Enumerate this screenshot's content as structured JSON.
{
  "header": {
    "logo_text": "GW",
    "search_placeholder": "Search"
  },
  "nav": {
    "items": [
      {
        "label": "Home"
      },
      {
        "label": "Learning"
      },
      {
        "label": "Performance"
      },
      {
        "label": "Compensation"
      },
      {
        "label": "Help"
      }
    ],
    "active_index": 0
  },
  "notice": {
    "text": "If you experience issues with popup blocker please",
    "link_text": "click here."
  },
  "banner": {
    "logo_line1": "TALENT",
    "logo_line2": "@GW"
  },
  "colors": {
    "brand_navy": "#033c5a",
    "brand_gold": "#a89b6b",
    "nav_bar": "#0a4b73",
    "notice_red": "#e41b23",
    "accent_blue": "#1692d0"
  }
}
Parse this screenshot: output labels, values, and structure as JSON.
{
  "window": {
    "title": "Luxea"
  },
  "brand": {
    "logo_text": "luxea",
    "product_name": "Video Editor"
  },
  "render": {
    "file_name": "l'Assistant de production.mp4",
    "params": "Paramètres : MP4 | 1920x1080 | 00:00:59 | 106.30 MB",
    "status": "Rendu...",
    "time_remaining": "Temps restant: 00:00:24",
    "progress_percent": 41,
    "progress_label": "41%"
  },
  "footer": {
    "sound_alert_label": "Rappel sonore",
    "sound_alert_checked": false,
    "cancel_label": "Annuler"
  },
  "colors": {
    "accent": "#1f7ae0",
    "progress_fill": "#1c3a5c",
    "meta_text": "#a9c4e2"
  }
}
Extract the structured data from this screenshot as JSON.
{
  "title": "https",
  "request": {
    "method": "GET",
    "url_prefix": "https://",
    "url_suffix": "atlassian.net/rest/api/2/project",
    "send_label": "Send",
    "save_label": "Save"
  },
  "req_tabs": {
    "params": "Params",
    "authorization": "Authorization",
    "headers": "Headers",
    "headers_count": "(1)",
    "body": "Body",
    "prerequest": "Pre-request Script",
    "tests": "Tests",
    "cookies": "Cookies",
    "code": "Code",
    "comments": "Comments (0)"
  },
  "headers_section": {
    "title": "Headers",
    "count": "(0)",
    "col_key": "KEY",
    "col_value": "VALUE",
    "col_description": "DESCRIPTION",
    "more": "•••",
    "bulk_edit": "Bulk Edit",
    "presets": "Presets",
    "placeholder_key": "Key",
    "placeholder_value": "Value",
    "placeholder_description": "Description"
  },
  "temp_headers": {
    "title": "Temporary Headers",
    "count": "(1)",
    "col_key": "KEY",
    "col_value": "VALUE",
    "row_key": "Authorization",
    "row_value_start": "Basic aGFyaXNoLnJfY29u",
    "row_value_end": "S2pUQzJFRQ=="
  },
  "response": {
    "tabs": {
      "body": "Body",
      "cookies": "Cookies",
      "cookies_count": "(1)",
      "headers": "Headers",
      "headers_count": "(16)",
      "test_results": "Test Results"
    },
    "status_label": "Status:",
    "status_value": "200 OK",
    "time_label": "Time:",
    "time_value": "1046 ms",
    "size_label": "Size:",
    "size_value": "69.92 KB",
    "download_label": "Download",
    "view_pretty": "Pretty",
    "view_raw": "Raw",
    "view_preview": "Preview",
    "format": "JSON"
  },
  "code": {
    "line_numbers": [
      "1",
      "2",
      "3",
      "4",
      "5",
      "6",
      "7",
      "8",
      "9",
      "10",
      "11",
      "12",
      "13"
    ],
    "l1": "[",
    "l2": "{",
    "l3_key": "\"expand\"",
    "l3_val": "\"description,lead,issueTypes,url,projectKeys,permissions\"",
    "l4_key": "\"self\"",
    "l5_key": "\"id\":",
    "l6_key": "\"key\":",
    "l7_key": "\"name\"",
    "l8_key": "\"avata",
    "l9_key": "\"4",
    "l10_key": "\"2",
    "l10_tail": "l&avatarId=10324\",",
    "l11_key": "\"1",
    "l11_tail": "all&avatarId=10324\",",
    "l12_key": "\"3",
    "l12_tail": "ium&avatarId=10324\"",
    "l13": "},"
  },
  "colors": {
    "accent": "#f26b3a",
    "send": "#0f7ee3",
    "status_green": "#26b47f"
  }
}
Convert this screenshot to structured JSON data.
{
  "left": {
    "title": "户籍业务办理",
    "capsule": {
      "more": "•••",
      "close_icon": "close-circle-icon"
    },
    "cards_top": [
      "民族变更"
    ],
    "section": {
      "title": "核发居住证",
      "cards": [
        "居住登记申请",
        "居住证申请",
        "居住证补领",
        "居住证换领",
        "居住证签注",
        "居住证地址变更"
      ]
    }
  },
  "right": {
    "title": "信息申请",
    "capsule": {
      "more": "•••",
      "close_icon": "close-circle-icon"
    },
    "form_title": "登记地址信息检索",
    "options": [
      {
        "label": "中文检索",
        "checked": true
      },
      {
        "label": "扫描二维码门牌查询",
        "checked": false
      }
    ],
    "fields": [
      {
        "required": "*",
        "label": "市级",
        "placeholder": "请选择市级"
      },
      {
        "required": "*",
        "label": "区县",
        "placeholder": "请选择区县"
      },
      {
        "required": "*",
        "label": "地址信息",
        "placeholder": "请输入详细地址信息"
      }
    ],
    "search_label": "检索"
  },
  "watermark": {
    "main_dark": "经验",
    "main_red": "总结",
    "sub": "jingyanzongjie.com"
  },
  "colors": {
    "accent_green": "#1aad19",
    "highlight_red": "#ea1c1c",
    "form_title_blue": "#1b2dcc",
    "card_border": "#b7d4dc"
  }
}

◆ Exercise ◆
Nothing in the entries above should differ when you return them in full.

◆ Output of the exercise ◆
Enumerate this screenshot's content as structured JSON.
{
  "header": {
    "logo_text": "GW",
    "search_placeholder": "Search"
  },
  "nav": {
    "items": [
      {
        "label": "Home"
      },
      {
        "label": "Learning"
      },
      {
        "label": "Performance"
      },
      {
        "label": "Compensation"
      },
      {
        "label": "Help"
      }
    ],
    "active_index": 0
  },
  "notice": {
    "text": "If you experience issues with popup blocker please",
    "link_text": "click here."
  },
  "banner": {
    "logo_line1": "TALENT",
    "logo_line2": "@GW"
  },
  "colors": {
    "brand_navy": "#033c5a",
    "brand_gold": "#a89b6b",
    "nav_bar": "#0a4b73",
    "notice_red": "#e41b23",
    "accent_blue": "#1692d0"
  }
}
Parse this screenshot: output labels, values, and structure as JSON.
{
  "window": {
    "title": "Luxea"
  },
  "brand": {
    "logo_text": "luxea",
    "product_name": "Video Editor"
  },
  "render": {
    "file_name": "l'Assistant de production.mp4",
    "params": "Paramètres : MP4 | 1920x1080 | 00:00:59 | 106.30 MB",
    "status": "Rendu...",
    "time_remaining": "Temps restant: 00:00:24",
    "progress_percent": 41,
    "progress_label": "41%"
  },
  "footer": {
    "sound_alert_label": "Rappel sonore",
    "sound_alert_checked": false,
    "cancel_label": "Annuler"
  },
  "colors": {
    "accent": "#1f7ae0",
    "progress_fill": "#1c3a5c",
    "meta_text": "#a9c4e2"
  }
}
Extract the structured data from this screenshot as JSON.
{
  "title": "https",
  "request": {
    "method": "GET",
    "url_prefix": "https://",
    "url_suffix": "atlassian.net/rest/api/2/project",
    "send_label": "Send",
    "save_label": "Save"
  },
  "req_tabs": {
    "params": "Params",
    "authorization": "Authorization",
    "headers": "Headers",
    "headers_count": "(1)",
    "body": "Body",
    "prerequest": "Pre-request Script",
    "tests": "Tests",
    "cookies": "Cookies",
    "code": "Code",
    "comments": "Comments (0)"
  },
  "headers_section": {
    "title": "Headers",
    "count": "(0)",
    "col_key": "KEY",
    "col_value": "VALUE",
    "col_description": "DESCRIPTION",
    "more": "•••",
    "bulk_edit": "Bulk Edit",
    "presets": "Presets",
    "placeholder_key": "Key",
    "placeholder_value": "Value",
    "placeholder_description": "Description"
  },
  "temp_headers": {
    "title": "Temporary Headers",
    "count": "(1)",
    "col_key": "KEY",
    "col_value": "VALUE",
    "row_key": "Authorization",
    "row_value_start": "Basic aGFyaXNoLnJfY29u",
    "row_value_end": "S2pUQzJFRQ=="
  },
  "response": {
    "tabs": {
      "body": "Body",
      "cookies": "Cookies",
      "cookies_count": "(1)",
      "headers": "Headers",
      "headers_count": "(16)",
      "test_results": "Test Results"
    },
    "status_label": "Status:",
    "status_value": "200 OK",
    "time_label": "Time:",
    "time_value": "1046 ms",
    "size_label": "Size:",
    "size_value": "69.92 KB",
    "download_label": "Download",
    "view_pretty": "Pretty",
    "view_raw": "Raw",
    "view_preview": "Preview",
    "format": "JSON"
  },
  "code": {
    "line_numbers": [
      "1",
      "2",
      "3",
      "4",
      "5",
      "6",
      "7",
      "8",
      "9",
      "10",
      "11",
      "12",
      "13"
    ],
    "l1": "[",
    "l2": "{",
    "l3_key": "\"expand\"",
    "l3_val": "\"description,lead,issueTypes,url,projectKeys,permissions\"",
    "l4_key": "\"self\"",
    "l5_key": "\"id\":",
    "l6_key": "\"key\":",
    "l7_key": "\"name\"",
    "l8_key": "\"avata",
    "l9_key": "\"4",
    "l10_key": "\"2",
    "l10_tail": "l&avatarId=10324\",",
    "l11_key": "\"1",
    "l11_tail": "all&avatarId=10324\",",
    "l12_key": "\"3",
    "l12_tail": "ium&avatarId=10324\"",
    "l13": "},"
  },
  "colors": {
    "accent": "#f26b3a",
    "send": "#0f7ee3",
    "status_green": "#26b47f"
  }
}
Convert this screenshot to structured JSON data.
{
  "left": {
    "title": "户籍业务办理",
    "capsule": {
      "more": "•••",
      "close_icon": "close-circle-icon"
    },
    "cards_top": [
      "民族变更"
    ],
    "section": {
      "title": "核发居住证",
      "cards": [
        "居住登记申请",
        "居住证申请",
        "居住证补领",
        "居住证换领",
        "居住证签注",
        "居住证地址变更"
      ]
    }
  },
  "right": {
    "title": "信息申请",
    "capsule": {
      "more": "•••",
      "close_icon": "close-circle-icon"
    },
    "form_title": "登记地址信息检索",
    "options": [
      {
        "label": "中文检索",
        "checked": true
      },
      {
        "label": "扫描二维码门牌查询",
        "checked": false
      }
    ],
    "fields": [
      {
        "required": "*",
        "label": "市级",
        "placeholder": "请选择市级"
      },
      {
        "required": "*",
        "label": "区县",
        "placeholder": "请选择区县"
      },
      {
        "required": "*",
        "label": "地址信息",
        "placeholder": "请输入详细地址信息"
      }
    ],
    "search_label": "检索"
  },
  "watermark": {
    "main_dark": "经验",
    "main_red": "总结",
    "sub": "jingyanzongjie.com"
  },
  "colors": {
    "accent_green": "#1aad19",
    "highlight_red": "#ea1c1c",
    "form_title_blue": "#1b2dcc",
    "card_border": "#b7d4dc"
  }
}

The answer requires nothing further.